__Task item__.
Tally the lines in the listing below that hold the string "todos", and reply with that tally alone.
====== Given records ======
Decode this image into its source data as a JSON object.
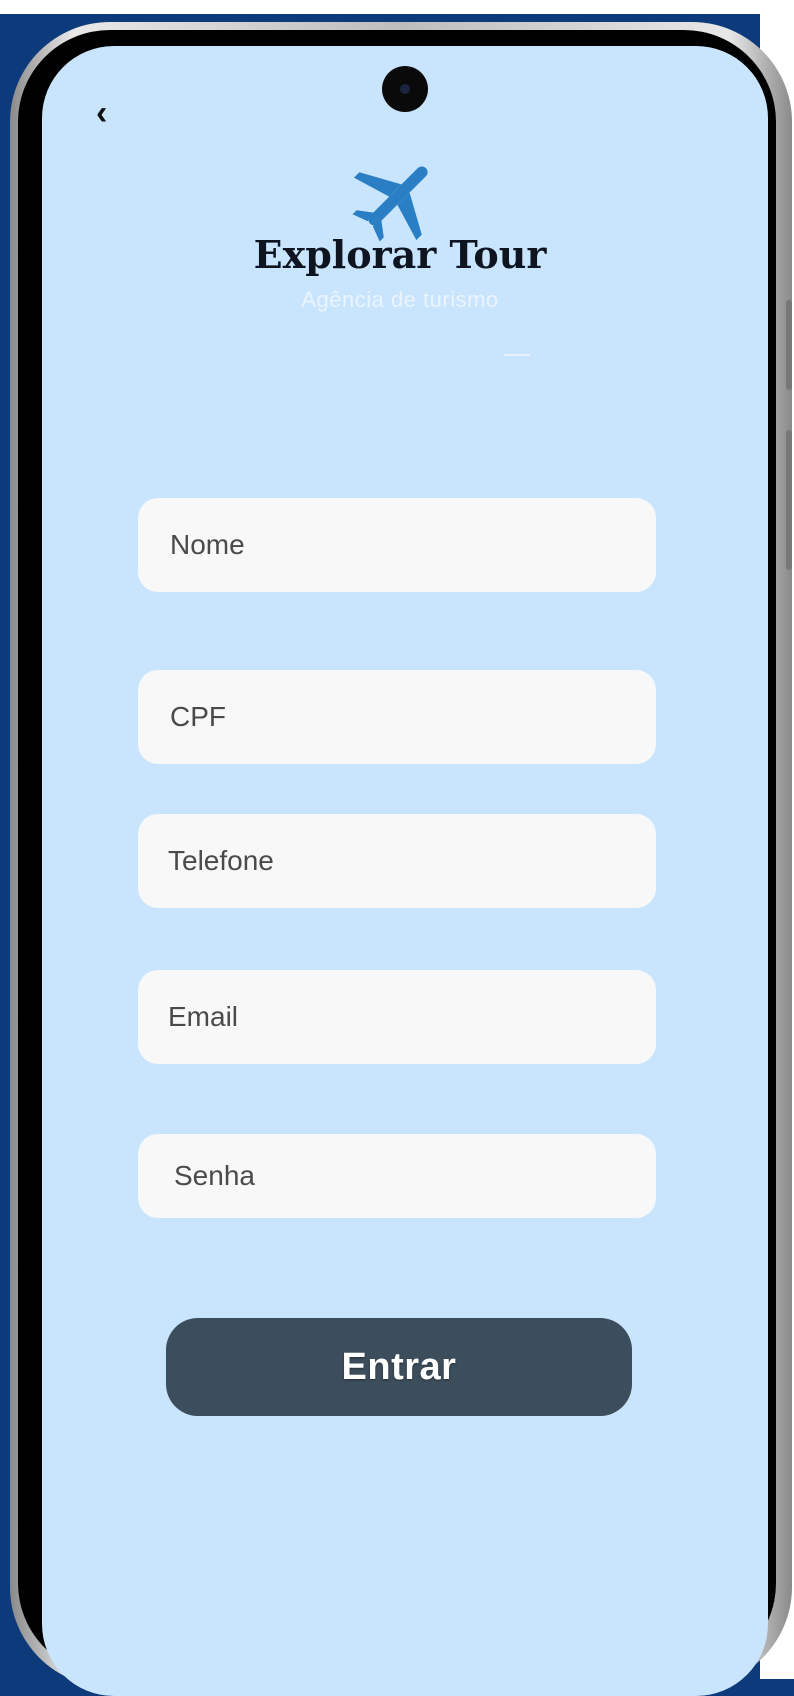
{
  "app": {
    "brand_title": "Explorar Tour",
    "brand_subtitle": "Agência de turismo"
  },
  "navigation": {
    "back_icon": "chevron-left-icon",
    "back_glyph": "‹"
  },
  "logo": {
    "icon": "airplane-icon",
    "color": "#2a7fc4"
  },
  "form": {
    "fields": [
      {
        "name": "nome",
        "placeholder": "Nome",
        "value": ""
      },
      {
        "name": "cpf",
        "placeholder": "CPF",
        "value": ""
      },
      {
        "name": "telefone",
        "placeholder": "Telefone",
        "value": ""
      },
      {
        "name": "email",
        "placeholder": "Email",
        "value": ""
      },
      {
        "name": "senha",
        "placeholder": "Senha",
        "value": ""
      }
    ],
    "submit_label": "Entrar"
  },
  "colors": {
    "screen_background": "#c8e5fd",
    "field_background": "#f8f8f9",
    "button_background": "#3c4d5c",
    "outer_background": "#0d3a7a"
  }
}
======
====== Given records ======
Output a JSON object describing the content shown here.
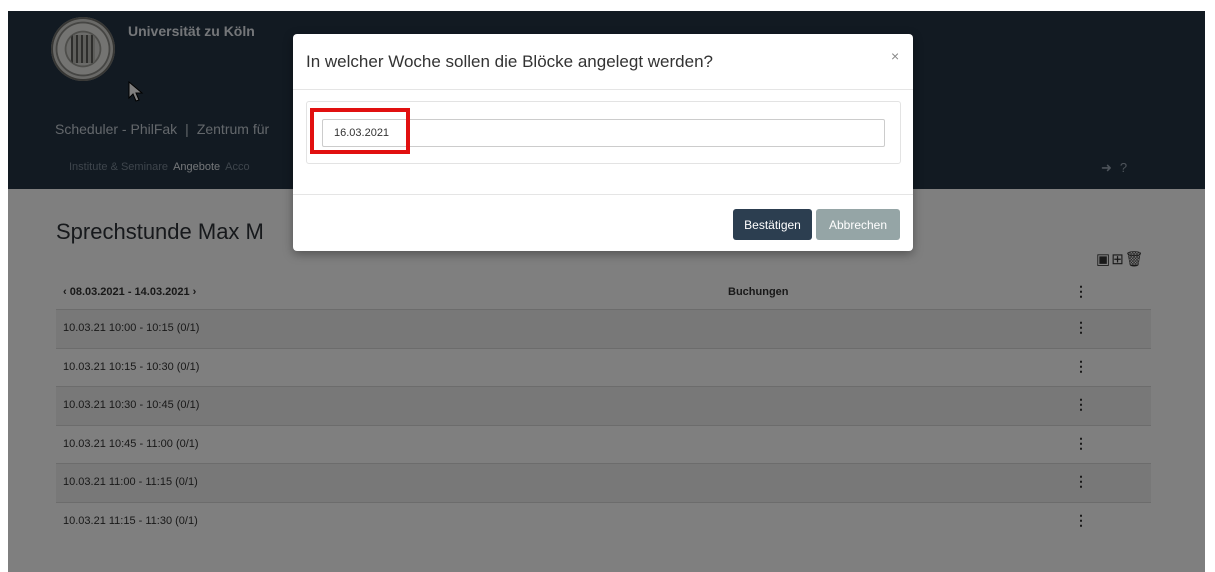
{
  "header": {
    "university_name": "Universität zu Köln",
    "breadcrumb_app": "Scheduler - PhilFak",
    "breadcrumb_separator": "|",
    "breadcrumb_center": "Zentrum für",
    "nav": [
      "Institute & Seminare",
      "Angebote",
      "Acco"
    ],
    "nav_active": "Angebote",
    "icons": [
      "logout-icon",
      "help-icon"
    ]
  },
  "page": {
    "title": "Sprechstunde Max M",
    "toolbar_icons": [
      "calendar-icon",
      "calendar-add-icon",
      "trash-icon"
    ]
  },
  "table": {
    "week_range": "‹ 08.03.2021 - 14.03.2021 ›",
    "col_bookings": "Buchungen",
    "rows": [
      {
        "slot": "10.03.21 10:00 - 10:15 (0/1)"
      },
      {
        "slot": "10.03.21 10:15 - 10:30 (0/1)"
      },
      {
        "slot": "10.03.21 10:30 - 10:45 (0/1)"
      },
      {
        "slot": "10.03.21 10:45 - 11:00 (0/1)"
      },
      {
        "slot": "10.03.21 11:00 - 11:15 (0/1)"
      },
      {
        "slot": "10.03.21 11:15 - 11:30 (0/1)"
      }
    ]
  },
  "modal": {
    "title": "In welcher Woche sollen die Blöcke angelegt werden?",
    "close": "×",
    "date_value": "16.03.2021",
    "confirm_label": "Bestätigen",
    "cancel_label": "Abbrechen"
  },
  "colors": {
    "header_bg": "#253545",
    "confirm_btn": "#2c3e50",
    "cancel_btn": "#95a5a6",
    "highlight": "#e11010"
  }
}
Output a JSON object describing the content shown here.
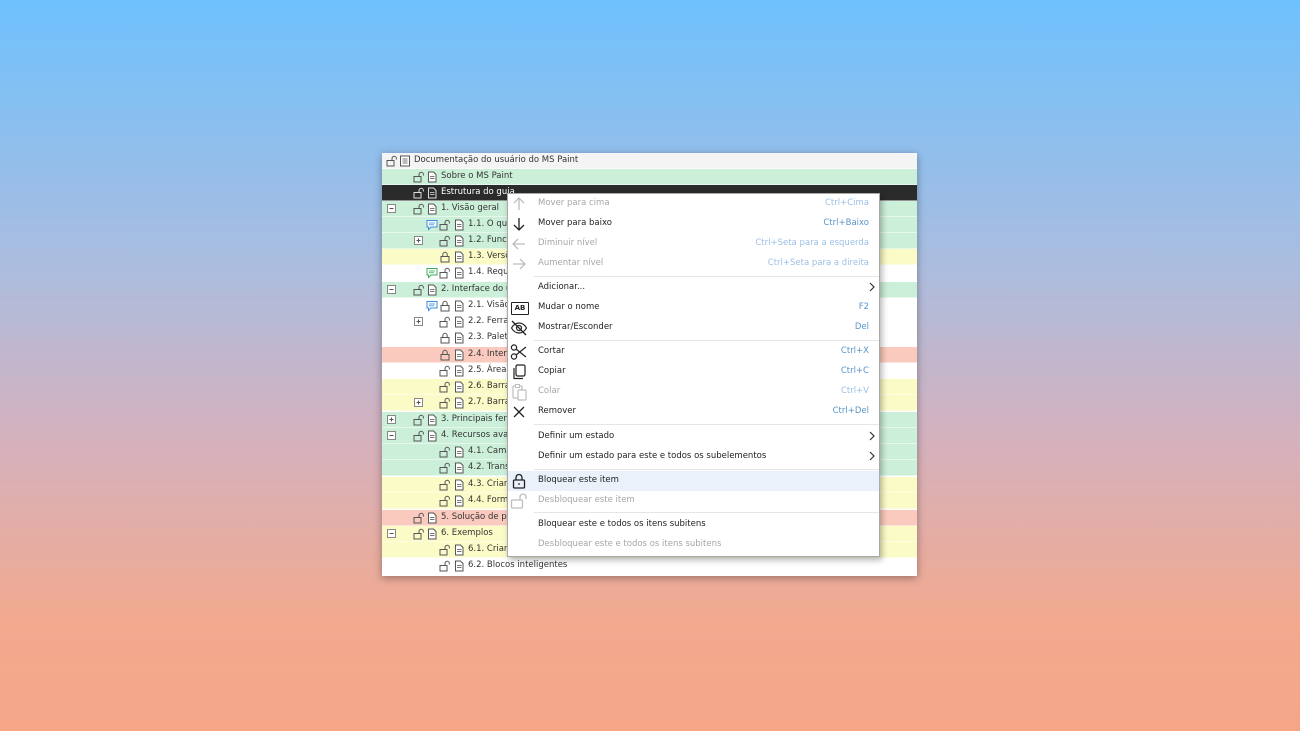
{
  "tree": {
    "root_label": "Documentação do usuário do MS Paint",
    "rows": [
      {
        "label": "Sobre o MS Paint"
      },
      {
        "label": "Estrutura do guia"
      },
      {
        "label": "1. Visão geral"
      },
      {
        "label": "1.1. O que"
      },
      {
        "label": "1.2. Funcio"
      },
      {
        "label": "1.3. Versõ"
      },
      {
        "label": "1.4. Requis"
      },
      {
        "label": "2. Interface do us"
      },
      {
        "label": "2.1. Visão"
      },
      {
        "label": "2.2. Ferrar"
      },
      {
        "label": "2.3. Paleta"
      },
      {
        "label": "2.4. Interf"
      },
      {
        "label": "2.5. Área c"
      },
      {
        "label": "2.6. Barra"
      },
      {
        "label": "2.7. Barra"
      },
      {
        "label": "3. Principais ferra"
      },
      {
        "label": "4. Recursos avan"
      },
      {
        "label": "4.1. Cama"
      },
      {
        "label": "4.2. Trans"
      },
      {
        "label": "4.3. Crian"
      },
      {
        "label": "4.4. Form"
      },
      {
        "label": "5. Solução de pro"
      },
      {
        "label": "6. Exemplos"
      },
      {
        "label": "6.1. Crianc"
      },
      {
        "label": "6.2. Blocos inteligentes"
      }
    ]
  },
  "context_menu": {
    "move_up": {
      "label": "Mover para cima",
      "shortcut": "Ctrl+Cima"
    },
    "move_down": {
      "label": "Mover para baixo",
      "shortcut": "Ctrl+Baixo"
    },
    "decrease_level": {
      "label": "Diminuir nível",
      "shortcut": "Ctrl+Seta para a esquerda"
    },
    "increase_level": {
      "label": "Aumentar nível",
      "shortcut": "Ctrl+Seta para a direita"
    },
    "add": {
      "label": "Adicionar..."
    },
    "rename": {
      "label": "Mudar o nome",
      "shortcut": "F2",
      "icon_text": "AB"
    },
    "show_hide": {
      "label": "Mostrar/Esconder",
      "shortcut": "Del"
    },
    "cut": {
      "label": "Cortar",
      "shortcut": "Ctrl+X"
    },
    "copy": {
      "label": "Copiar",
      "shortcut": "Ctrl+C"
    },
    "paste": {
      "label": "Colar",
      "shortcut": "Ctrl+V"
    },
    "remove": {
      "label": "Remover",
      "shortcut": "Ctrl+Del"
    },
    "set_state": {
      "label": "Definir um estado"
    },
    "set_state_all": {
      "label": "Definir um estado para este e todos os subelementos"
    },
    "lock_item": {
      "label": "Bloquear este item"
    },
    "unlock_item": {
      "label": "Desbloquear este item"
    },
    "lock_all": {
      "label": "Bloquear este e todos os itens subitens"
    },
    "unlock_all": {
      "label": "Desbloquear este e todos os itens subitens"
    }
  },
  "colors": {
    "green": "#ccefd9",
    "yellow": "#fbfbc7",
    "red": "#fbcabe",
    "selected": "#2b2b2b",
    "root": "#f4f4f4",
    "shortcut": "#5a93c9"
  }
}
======
__Worked solution__.
3